To telegraph “depression,” the game first slows your movement and jump height; the environment you’re in gets darker; the birds fly away, and finally thrashing, creaking vines overwhelm your character and drag them into a dark, confined area where most of your movement controls are severely restricted. You have no control over this turn of events—all you can do is muddle through it until you either find a way back to the “forest” of normalcy or succumb to the environment by falling off a cliff. The game’s final scene is a map
Although vastly different in scope, the game dys4ia uses similar methods to chronicle creator by Anna Anthropy’s experiences at the beginning of her male-to-female gender transition. She makes it clear in the game’s intro that, unlike the more globally-framed Elude, dys4ia is meant to represent her experiences and hers alone, and shouldn’t be taken as a template for what every transgender person goes through. For those of you unfamiliar with what it means to be transgender, the GLAAD article on the subject is a good place to start; Wikipedia goes into more detail. The game uses bright, blocky, pixellated graphics to provide the player with a game-as-autobiography experience using minimal controls.
In fact, dys4ia’s controls are so minimal that at times they’re almost nonexistent, but those moments often coincide with events associated with being confined or having little to no physical agency. Notable among these is the section of the game where the protagonist is getting her blood pressure taken and must simply be still while a diagnosis is given. Although it lacks the video game “feel” of Elude in the sense that this game feels less like a playable event and more like an interactive artifact, it also uses symbols to convey meaning; a cell phone or mouths to indicate communication, a brick wall with a hole in it and a puzzle piece to represent an obstacle that is difficult to get past, pink and blue to connote “traditional” gender roles.

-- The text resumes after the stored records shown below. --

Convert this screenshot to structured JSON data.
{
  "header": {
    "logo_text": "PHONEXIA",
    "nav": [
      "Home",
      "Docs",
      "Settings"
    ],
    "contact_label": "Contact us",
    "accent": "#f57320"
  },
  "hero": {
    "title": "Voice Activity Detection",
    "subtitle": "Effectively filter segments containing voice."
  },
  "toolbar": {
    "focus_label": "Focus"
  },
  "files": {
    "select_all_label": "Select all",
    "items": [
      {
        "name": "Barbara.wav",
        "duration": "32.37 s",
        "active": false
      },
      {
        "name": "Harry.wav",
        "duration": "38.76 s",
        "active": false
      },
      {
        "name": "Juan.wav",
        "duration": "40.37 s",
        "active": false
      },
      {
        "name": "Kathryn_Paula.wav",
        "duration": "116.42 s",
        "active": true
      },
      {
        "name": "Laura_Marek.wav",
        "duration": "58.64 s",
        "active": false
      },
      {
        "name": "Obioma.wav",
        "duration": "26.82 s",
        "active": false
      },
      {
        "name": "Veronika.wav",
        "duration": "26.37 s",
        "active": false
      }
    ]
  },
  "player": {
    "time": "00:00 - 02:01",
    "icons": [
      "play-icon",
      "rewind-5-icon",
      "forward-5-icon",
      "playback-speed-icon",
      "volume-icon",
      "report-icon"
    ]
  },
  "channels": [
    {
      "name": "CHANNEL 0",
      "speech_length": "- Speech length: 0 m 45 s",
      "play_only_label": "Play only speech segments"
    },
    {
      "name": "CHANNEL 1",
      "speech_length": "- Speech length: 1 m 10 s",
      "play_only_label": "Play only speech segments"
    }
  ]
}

The flowers, birds and thrashing vines of Elude are read by the player in much the same way.
I mention both games because while their goals, controls, and aesthetics are quite disparate, both use visual metaphors and specifically tailored gameplay mechanics to communicate an emotional experience that may be unfamiliar to the player. Many video games use simple symbols to convey complex meanings that the player translates through a shared cultural lexicon (think about how we all knew who the “protagonist” was supposed to be in Space Invaders, for example). However, Elude and dys4ia differ from the majority in the sense that an emotional response, a feeling of resonance with the game’s content, is the primary objective. There are no scores kept, no bosses to fight, no enemies to defeat—the game’s symbols aren’t stand-ins for fantastic physical objectives that must be overcome, as in Donkey Kong, but are distilled or translated concepts that are encountered in everyday life. The symbols of these games have been crafted with great care, pulling from that shared cultural lexicon, because the creators wanted to convey a specific idea.
Perhaps one could conclude that while many video games seek to expand or embellish on common motifs—the heroic quest, the fight against impossible odds, the solving of a mystery—Elude and dys4ia provide a concentrated focus on an uncommon reality.
Perhaps after all this explanation my analysis seems fairly obvious (and disappointingly brief), but I believe it raises some interesting points about video games in general. Do you believe the conclusion I’ve reached here is valid? Can hyperrealistic games like Far Cry 3 or Mass Effect be considered “symbolic” in the way they use visuals, or as overall experiences? Why or why not? This is stuff I really don’t have the answers to, but I’m interested in your feedback, even if it’s to call me out on flaws in my analysis.